Thursday, May 10, 2012
Replacing conventional transportation paradigm faces major technical hurdles
After looking into the details of personal rapid transit, I've concluded that it's tough to find a practical and complete alternative to the existing system of vehicles under human control. SkyTran appears to be a hoax. Practical personal rapid transit (PRT) systems have been developed, and India is having one installed in one of its cities. The vehicles are battery-powered, and I suppose that discharged batteries can be swapped with charged batteries to minimize vehicle down-time. One of the main advantages of this system is that once a vehicle starts moving, it won't stop until it reaches the destination, so it's very efficient. But I suspect that it would have problems adapting to cold climates.
The main problem with maglev PRT seems to be the fact that the "bogies" (the parts which interface with the track) are not compatible with tight turns or track switching, because of the small clearances required between the track and the bogies to generate the required lifting, acceleration, and deceleration forces. If this could be overcome, I suppose it would have been by now, because a lot of mechanical engineers have been looking for solutions for a long time. I thought they had found solutions, because SkyTran is being advertised as a proven solution, even though it's just a vague concept.

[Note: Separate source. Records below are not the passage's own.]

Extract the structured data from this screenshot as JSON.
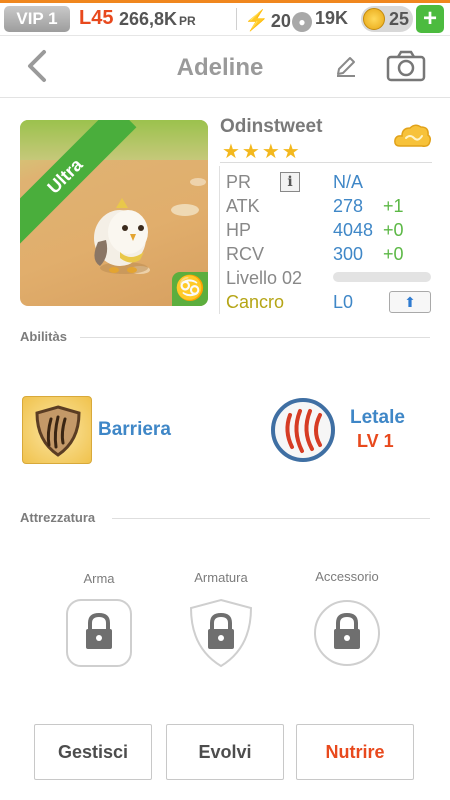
{
  "status_bar": {
    "vip": "VIP 1",
    "level": "L45",
    "coins": "266,8K",
    "coins_unit": "PR",
    "energy": "20",
    "paw_points": "19K",
    "gold": "25",
    "plus_label": "+",
    "accent_color": "#f0871e"
  },
  "header": {
    "title": "Adeline",
    "back_icon": "chevron-left-icon",
    "edit_icon": "pencil-icon",
    "camera_icon": "camera-icon"
  },
  "pet": {
    "rarity": "Ultra",
    "name": "Odinstweet",
    "stars": "★★★★",
    "star_count": 4,
    "element_icon": "cloud-icon",
    "zodiac_symbol": "♋",
    "stats": {
      "pr_label": "PR",
      "pr_info_icon": "i",
      "pr_value": "N/A",
      "atk_label": "ATK",
      "atk_value": "278",
      "atk_bonus": "+1",
      "hp_label": "HP",
      "hp_value": "4048",
      "hp_bonus": "+0",
      "rcv_label": "RCV",
      "rcv_value": "300",
      "rcv_bonus": "+0",
      "level_label": "Livello 02",
      "level_progress": 0.0,
      "sign_label": "Cancro",
      "sign_level": "L0",
      "upgrade_icon": "⬆"
    }
  },
  "abilities": {
    "section_label": "Abilitàs",
    "skills": [
      {
        "name": "Barriera",
        "icon": "shield-claw-icon"
      },
      {
        "name": "Letale",
        "level": "LV 1",
        "icon": "claw-slash-icon"
      }
    ]
  },
  "equipment": {
    "section_label": "Attrezzatura",
    "slots": [
      {
        "label": "Arma",
        "icon": "lock-icon"
      },
      {
        "label": "Armatura",
        "icon": "lock-icon"
      },
      {
        "label": "Accessorio",
        "icon": "lock-icon"
      }
    ]
  },
  "actions": {
    "manage": "Gestisci",
    "evolve": "Evolvi",
    "feed": "Nutrire",
    "feed_color": "#e8491d"
  }
}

Meanwhile, engineers are designing conventional vehicles that will assist drivers by keeping the car in the middle of the lane, or applying the brakes to avoid a collision. These improvements will still require the driver to be in control at all times, or prepared to take control at any moment, although I suppose there will come a time when drivers will be able to drive while distracted or impaired, or doze off on long straight stretches of highway, without significant risk. Google has designed an autonomous vehicle which has proven to be very safe, but is required to have two people on board to drive it in traffic, in case something goes wrong.
The high cost of fuel is another major transportation issue, but it doesn't appear to be a technical one. It appears to be partly intended to help bail out the financial system, and to reduce the use of our crumbling road system, which isn't being replaced because our great leaders don't expect us to be around much longer.
Posted by nonastronaut at 1:16 PM